LONDON — After months of struggle and delay, feints and setbacks, Brexit negotiators for Britain and the European Union have finally produced a draft agreement that sets out how the country will exit the political and economic union it helped create a generation ago.
May’s spokesman said cabinet ministers have been invited to begin reading the documents ahead of the meeting, where “next steps will be considered” over Britain’s exit from the world’s biggest and richest free-trade zone.
What will happen at the cabinet meeting is unknown — although May’s supporters say the prime minister would not be presenting the draft deal if she didn’t think she could muscle it through.
It is possible, however, that some cabinet members, finally faced with the text of May’s softer, slower-moving compromise deal, will balk — and resign or seek delay or press for a return to the negotiating table.
But if the cabinet endorses May’s proposed withdrawal terms, the next step would be a Brexit summit attended by leaders of the E.U.’s remaining 27 member states in Brussels later this month, with Nov. 24 and 25 penciled in as possible dates.
Following approval by the European leaders, the treaty would go to the British Parliament, where it would face an uncertain fate.
The Telegraph newspaper reported that there could be two cabinet meetings on Wednesday: “one to present the deal and another to approve or reject it.”
Whatever happens, this deal is just the first stage of the lengthy process of ratifying Britain’s withdrawal from the E.U. To follow are negotiations over Britain’s future trade, security and economic relations with Europe — including side deals about immigration levels.
For the past two years, the greatest debate over Brexit has not been waged between Brussels and London, but within May’s fractious Conservative Party, composed of “leavers” and “remainers.”
Hard-line Brexiteers have pushed for a decisive split from European bureaucrats and courts, from E.U. rules and regulations, while others, led by May, have sought a softer Brexit, a bundle of compromises that keep Britain more closely aligned with Europe, to better protect the British economy.
On Tuesday, arch-Brexiteer Boris Johnson, who quit his job as foreign secretary over May’s proposals in July, told the BBC that he hoped the cabinet would “chuck it out.”
“It’s vassal state stuff.
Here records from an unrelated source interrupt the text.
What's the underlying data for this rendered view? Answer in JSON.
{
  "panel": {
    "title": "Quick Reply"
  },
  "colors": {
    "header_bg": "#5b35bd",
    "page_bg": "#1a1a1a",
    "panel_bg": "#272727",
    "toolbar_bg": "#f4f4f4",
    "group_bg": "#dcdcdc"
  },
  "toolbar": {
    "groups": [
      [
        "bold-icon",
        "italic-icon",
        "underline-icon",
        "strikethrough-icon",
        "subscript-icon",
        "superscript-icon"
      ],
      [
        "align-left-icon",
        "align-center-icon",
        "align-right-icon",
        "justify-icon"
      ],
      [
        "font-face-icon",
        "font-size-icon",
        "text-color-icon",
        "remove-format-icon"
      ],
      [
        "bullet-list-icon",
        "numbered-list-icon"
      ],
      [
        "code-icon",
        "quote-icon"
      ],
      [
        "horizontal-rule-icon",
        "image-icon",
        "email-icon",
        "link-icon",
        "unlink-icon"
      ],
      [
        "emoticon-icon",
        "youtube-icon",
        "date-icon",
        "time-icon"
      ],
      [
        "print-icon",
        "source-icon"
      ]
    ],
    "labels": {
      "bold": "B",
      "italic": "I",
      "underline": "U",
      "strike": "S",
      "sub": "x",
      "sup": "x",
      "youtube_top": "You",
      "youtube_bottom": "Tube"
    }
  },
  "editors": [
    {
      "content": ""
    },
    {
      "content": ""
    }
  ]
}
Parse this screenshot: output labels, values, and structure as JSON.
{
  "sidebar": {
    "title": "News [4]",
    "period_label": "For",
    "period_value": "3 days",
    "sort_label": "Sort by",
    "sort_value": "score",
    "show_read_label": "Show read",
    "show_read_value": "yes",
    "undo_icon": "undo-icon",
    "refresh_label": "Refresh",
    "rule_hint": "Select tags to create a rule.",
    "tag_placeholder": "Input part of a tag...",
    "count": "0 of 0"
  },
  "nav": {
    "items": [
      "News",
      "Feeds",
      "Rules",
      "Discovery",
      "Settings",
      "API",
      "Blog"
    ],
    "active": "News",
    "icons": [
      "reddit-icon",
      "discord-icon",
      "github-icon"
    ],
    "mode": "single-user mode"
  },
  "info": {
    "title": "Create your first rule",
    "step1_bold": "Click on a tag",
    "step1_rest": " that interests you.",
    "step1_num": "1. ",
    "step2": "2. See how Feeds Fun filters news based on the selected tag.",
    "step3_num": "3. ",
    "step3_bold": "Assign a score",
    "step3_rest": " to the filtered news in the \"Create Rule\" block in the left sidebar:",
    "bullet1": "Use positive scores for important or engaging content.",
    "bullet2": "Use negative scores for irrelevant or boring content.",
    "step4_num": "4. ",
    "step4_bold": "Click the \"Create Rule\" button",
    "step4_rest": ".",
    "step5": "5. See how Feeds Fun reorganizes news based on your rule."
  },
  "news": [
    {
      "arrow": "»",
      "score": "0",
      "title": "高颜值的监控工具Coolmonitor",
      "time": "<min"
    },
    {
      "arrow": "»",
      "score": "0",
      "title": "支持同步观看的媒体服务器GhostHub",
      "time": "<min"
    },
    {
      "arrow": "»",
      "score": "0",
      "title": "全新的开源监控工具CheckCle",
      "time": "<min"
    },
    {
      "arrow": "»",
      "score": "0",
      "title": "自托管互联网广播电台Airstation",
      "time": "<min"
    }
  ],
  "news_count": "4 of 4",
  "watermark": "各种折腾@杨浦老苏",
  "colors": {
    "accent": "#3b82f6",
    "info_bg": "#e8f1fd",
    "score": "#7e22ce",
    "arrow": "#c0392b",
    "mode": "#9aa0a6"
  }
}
For the first time in 1,000 years, this place, this Parliament will not have a say over the laws that govern this country,” Johnson said.
Johnson and his allies have said May’s Brexit would leave Britain “a rule taker” vs. “a rulemaker,” subject to following Brussels laws for trade, without having much say in how they are written.
The leaders of Northern Ireland’s Democratic Unionist Party (DUP), which helps prop up May’s minority government, sounded skeptical about the deal.
Sammy Wilson, the DUP’s Brexit spokesman, told the BBC that they will be reading the agreement closely to ensure that Northern Ireland isn’t treated differently from the rest of Britain. “The rumors we are hearing so far would indicate that that’s not going to be the case,” he said.
Details of the draft withdrawal were not released to the public Tuesday.
How to avoid the return to a hard border between Northern Ireland, which will remain in Britain, and the Republic of Ireland, which is a member of the E.U., has been one of the toughest issues facing the negotiators.
The Europeans have insisted that in the case that a future free-trade deal is not secured, Northern Ireland should remain in the European customs union. May has said that is not acceptable because it undercuts the sovereignty of Britain.
May has previously said that it would be either her withdrawal deal or no deal at all, which many think would trigger severe economic disruption. But some of her critics said there were more options to explore.
The leader of the Scottish National Party, Nicola Sturgeon, tweeted: “If the PM’s ‘deal’ satisfies no-one and can’t command a majority, we mustn’t fall for her spin that the UK crashing out of EU without a deal is then inevitable — instead we should take the opportunity to get better options back on the table.”
Most lawmakers in the opposition Labour Party are expected to vote against the plan if and when it reaches Parliament. Labour Leader Jeremy Corbyn said: “We will look at the details of what has been agreed when they are available. But from what we know of the shambolic handling of these negotiations, this is unlikely to be a good deal for the country.”
Quentin Ariès in Brussels and Karla Adam in London contributed to this report.